In 1808 the Portuguese Royal family fleeing from Napoleon arrived to Brazil. Scattered in several ships, the whole court,  their servants and the Royal Chapel, 15,000 people bringing a library with more than 60,000 books, landed in the port of Rio! Their stay, which lasted until 1821, brought about a true cultural revolution. In 1822, it was the Portuguese king's son, Pedro de Alcântara, who proclaimed the Brazil's Independence from Portugal. 

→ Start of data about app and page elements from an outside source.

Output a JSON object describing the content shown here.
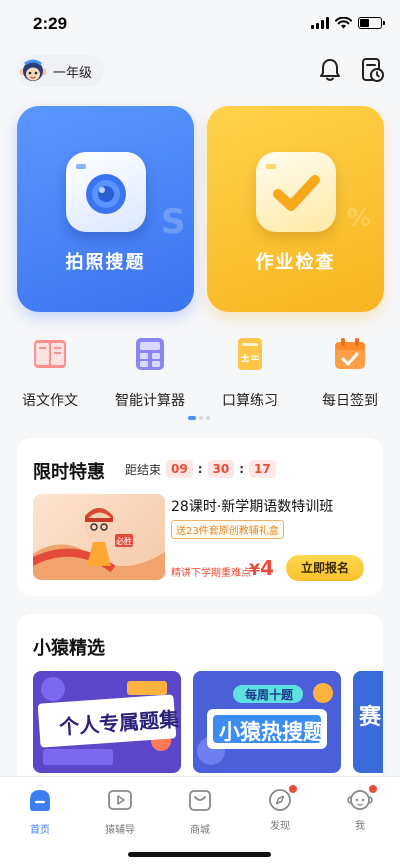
{
  "status_bar": {
    "time": "2:29"
  },
  "header": {
    "grade": "一年级"
  },
  "cards": [
    {
      "label": "拍照搜题",
      "icon": "camera-icon"
    },
    {
      "label": "作业检查",
      "icon": "check-icon"
    }
  ],
  "tools": [
    {
      "label": "语文作文",
      "icon": "book-icon"
    },
    {
      "label": "智能计算器",
      "icon": "calculator-icon"
    },
    {
      "label": "口算练习",
      "icon": "arithmetic-doc-icon"
    },
    {
      "label": "每日签到",
      "icon": "calendar-check-icon"
    }
  ],
  "sale": {
    "title": "限时特惠",
    "countdown_label": "距结束",
    "hours": "09",
    "minutes": "30",
    "seconds": "17",
    "separator": ":",
    "course_name": "28课时·新学期语数特训班",
    "gift": "送23件套原创教辅礼盒",
    "sub": "精讲下学期重难点",
    "price_symbol": "¥",
    "price": "4",
    "button": "立即报名",
    "img_tag": "必胜"
  },
  "picks": {
    "title": "小猿精选",
    "items": [
      {
        "label": "个人专属题集"
      },
      {
        "label": "小猿热搜题",
        "sub": "每周十题"
      },
      {
        "label": "赛"
      }
    ]
  },
  "tabbar": [
    {
      "label": "首页",
      "active": true
    },
    {
      "label": "猿辅导",
      "active": false
    },
    {
      "label": "商城",
      "active": false
    },
    {
      "label": "发现",
      "active": false
    },
    {
      "label": "我",
      "active": false
    }
  ],
  "colors": {
    "accent_blue": "#3b74f0",
    "accent_yellow": "#f7b521",
    "price_red": "#ec4b37"
  }
}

José Maurício e Marcos Portugal
Emperor Pedro I of Brazil and Pedro IV of Portugal, was nine years old when he arrived to Rio. There the Portuguese boy would have a a refined education, which included extensive musical studies, with teachers such as Sigismond Neukomm, José Mauricio Nunes Garcia and Marcos Portugal. He played 12 instruments, including clarinet, cello, bassoon, and as a composer, was strongly influenced by Rossini, whom he came to know personally in Paris. The Credo is regarded as his most important work.

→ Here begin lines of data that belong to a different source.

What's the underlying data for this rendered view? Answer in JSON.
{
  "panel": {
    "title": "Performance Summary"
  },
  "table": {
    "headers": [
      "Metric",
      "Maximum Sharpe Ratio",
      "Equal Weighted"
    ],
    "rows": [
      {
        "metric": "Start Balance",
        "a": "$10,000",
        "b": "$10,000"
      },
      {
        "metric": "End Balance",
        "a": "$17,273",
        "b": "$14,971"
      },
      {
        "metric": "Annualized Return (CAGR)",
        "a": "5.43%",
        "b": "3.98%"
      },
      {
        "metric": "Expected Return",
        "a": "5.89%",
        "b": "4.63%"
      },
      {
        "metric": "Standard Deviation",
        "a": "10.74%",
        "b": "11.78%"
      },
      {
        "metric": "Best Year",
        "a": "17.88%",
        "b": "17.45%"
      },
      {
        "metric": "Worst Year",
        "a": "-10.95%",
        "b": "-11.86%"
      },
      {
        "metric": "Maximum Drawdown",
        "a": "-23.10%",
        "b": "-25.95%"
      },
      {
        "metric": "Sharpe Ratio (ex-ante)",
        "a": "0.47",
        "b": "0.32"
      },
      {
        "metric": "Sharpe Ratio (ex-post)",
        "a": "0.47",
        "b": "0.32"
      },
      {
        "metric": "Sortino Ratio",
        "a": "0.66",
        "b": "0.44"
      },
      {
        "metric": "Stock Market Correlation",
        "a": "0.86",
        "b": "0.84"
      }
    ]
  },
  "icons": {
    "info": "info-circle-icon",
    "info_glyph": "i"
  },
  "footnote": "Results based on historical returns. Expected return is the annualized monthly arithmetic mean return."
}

Considered the most important Brazilian composer of the late 18th and early 19th centuries, Father José Maurício Nunes Garcia stood out for the great quality of his work. With the arrival of the Portuguese court in Brazil in 1808, he impressed the Portuguese king D. João VI with his talent, and was accordingly named Master of the Royal Chapel.  His Missa Pastoril para a Noite de Natal written for the Christmas of 1811 has an interesting scoring of violas and celli (no violins!); its naive atmosphere, with enchanting clarinet solos pervading the whole work, often in dialogue with the first cello, transports us to another world. 

Born in Lisbon, Marcos Portugal had immense success as an opera composer, achieving international fame still unsurpassed in thehistory of Portuguese music. He came to Brazil in 1811 at the request of King John VI and remained in Rio de Janeiro when the Portuguese court returned to Portugal, in 1821, continuing to serve his pupil, the king’s son, Pedro, as he became the first Emperor of Brazil. Marcos Portugal died a Brazilian citizen in Rio de Janeiro in 1830. The composer wrote the first official national anthems of both Portugal and Brazil and left a major mark in Brazilian music. Representing the lighter side of the life in Rio de Janeiro at the turn of the 19th century, we present one of his opera overtures.

The lundú or lundum was a popular sensuous African dance brought to Brazil by Bantu slaves. Closing the program, a delicious lundu from the early 19th century, the Lundu da Cachaça, praising the virtues of the Brazil's national hard drink.